“Coming up with [Michael] Hardy, Josh Miller, Jake Mitchell, Hunter Phelps, and all those guys, it was like we came up together as a class,” says Rodgers. “We started out having some success together as writers and then now, a few of us are sharing success as artists, too. So it seems like the stars have aligned for me as a writer and as an artist over the years. But the coolest part of my story is that pretty much all the success I’ve had has been with my class of buddies.”
One of his most notable No.1 singles was Chris Lane’s “I Don’t Know About You,” which he co-wrote with Gorley, Hardy, and Phelps. But beyond cuts with, and by his heroes, the majority of his traction was bred organically from his evolving relationship with co-writers who became close friends and colleagues.
Bet You’re From a Small Town showcases the relationships on which his career hinges. Rodgers wrote 14 songs from the 15-track project. And a majority of those songs, he says, came from the last two or three years of his annual writing retreat he and his friends attend at a cabin in East Tennessee. “It was just magic in the air there I guess,” he says. “It’s just something special about that place.”
As for his song selection process, Rodgers insists he simply stepped his best foot forward. These tracks are the demo tapes that he kept in his truck for further listening after co-writes.

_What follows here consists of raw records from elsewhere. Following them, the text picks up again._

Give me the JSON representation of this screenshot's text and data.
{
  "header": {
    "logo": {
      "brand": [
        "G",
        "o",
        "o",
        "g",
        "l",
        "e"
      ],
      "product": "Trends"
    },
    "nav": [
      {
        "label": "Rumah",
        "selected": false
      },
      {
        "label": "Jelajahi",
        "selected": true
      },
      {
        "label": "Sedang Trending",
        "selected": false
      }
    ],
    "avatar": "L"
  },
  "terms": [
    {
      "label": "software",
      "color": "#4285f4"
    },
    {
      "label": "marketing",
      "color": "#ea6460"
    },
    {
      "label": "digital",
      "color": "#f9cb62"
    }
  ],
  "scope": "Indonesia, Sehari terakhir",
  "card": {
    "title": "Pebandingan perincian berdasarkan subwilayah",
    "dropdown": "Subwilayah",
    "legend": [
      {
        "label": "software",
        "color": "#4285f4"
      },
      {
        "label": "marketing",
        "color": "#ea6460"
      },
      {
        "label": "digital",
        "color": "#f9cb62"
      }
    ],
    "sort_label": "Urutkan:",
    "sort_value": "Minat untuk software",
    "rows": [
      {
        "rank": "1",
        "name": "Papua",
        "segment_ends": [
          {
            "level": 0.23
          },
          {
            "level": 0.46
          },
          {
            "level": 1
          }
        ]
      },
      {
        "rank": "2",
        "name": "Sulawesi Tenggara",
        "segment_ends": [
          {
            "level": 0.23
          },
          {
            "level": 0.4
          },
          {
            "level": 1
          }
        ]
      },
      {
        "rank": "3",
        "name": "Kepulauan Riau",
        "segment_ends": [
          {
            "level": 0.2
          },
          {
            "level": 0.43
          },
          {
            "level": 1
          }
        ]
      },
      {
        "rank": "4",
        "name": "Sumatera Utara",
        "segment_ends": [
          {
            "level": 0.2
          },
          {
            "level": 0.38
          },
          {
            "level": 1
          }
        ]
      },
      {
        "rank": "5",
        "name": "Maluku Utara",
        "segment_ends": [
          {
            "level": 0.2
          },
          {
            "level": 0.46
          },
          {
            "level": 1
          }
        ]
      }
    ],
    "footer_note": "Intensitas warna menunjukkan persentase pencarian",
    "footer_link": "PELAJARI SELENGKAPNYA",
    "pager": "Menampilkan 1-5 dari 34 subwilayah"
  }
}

His draw—weeks, months, or even a few years down the road—to these tapes served as a solid indicator of what he felt may also resonate with his listeners.
“Hopefully, people hear a little bit of all that in my music,” he says. “And I hope people know that it’s genuine, it’s straight from my heart. I’m just a small-town boy from Mississippi; I’m not trying to be anything other than that. And I write songs that make me feel something, so it’ll make other people feel something.”
Standing in the spotlight, Rodgers speaks to his younger self and those wishing to follow a similar trajectory as a songwriter or country artist with some sage wisdom.
“I’m not saying I did it perfect,” says Rodgers. “But I think, find other writers and artists in Nashville that you vibe with and think the same way and feel the same way about songs, that might be the most important thing you could ever do. Because this town is impossible to conquer by yourself. So I would say definitely find a group of people that you can come up with, and win together and lose together, and just focus on writing great songs. A great song takes care of literally everything else.”
Currently headlining his Cold Beer Calling My Name Tour 2021 through December, which includes his first-ever headlining show in New York City, plus stops in Boston, Philadelphia, and Washington D.C. before wrapping with a two-night stand at Nashville’s storied Exit/In. Support on select dates includes Drew Green, Brandon Lay, Drew Parker, Hunter Phelps, Jordan Rowe, and Sarah Allison Turner.